Who stands to benefit from a deal that is fragmented? Because Santos did not own 100% of Neymar’s rights, the money they received then had to be divided up among their Brazilian partners. Does that explain why it suits them to be paid for a separate collaboration rather than receiving a bigger transfer fee? A collaboration would not be shared; a transfer fee would. Just as any profit from a friendly would be entirely theirs, not shared among those who owned Neymar’s rights.
€57.1m is a bit over half of what Real paid for Bale. Is that the point? Did Barcelona want to make their victory greater? Did Rosell? Did the idea of some kind of moral superiority seduce them? Tata Martino had described the fee for Bale as a “lack of respect to the world”. That position would have been harder to maintain had they said €86.2m. “One cost 50 or so, the other 100,” Martino said recently.

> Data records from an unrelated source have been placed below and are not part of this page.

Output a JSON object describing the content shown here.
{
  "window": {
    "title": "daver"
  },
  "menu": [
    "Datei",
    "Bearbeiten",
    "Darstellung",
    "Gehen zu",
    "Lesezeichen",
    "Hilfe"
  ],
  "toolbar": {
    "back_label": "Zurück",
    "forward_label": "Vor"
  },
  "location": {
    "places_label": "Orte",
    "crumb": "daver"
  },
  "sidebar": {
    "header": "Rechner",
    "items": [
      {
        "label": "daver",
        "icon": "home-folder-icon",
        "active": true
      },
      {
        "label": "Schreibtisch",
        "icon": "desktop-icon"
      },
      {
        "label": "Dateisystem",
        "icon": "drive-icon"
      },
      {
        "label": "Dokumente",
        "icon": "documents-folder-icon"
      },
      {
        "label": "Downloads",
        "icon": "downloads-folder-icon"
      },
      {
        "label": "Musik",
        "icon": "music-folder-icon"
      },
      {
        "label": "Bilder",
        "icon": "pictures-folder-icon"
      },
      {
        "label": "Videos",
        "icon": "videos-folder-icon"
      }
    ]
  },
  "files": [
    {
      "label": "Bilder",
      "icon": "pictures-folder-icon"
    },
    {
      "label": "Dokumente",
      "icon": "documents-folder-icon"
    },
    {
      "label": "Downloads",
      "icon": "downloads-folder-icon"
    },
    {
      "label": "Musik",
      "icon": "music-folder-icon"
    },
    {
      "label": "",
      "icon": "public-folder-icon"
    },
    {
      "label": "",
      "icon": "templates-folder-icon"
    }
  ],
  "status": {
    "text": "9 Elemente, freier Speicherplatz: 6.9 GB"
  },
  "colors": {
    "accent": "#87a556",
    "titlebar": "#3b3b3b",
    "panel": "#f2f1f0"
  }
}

Unless the court finds otherwise, unless the judge declares that some of the other payments in fact amount to hidden transfer fees (or hidden wages), Barcelona can continue to insist on a €57.1m fee. They maintain that here is nothing illegal about the transfer and, looking at the figures, that stance looks reasonably sound. But why not explain before? Andoni Zubizarreta, the sporting director, had a point when he said it is rare for any club to outline a transfer like this and it will be hard to demonstrate that the other payments are not, as they insist, for different things. “Negotiating engineering”, as Rosell called it, is not unusual. But the wait, the evasive responses, the talk of confidentiality clauses, has cost him his presidency.
Cases has now withdrawn his complaint and Barcelona have outlined the costs but it is too late. The courts will proceed and Rosell has gone. The doubts have not. Reports have also linked him to a corruption scandal in Brazil. Had Barcelona responded to Cases in the first place, it may never have got this far. He went to the courts because the club ignored him. Now a pharmacist from a small town has brought down the president. A pharmacist from a small town who – and there is something commendable about this – wanted to know the truth. A pharmacist from a small town, and it is hard not to suspect – and there may be something a little less commendable about this – who was encouraged to keep up the pursuit.
In the end, Cases caught his prey. “My work is done,” he said. Many were pleased. Ultimately, Rosell will not be missed. He was the most voted-for president in Barcelona’s history but somehow he didn’t convince. He had four directors of communication but rarely communicated well. There was something that just didn’t sit right – rigid, cold, unnatural, he didn’t inspire confidence or transmit feeling; the good was forgotten, the bad lingered.
Rosell’s Barcelona credentials are unquestionable: he had been a club ballboy and his father was a director, the man who smashed the obligatory bust of Franco on the day the dictator died, but he never quite seemed to “get” Barcelona. He will be remembered as the man who sold Eric Abidal and sold the shirt to Qatar Airways. The man who fell out with Johan Cruyff, Pep Guardiola and even Messi. He was a man who lacked the charisma and charm, the approachability and popularity of Joan Laporta, the former president and his rival who he so resented and whose shadow he could never escape.
When at last he did, he did so by signing Neymar. It was supposed to be the start of Rosell’s era. It was the end. It cost him more than he could ever imagine and more than he would ever say.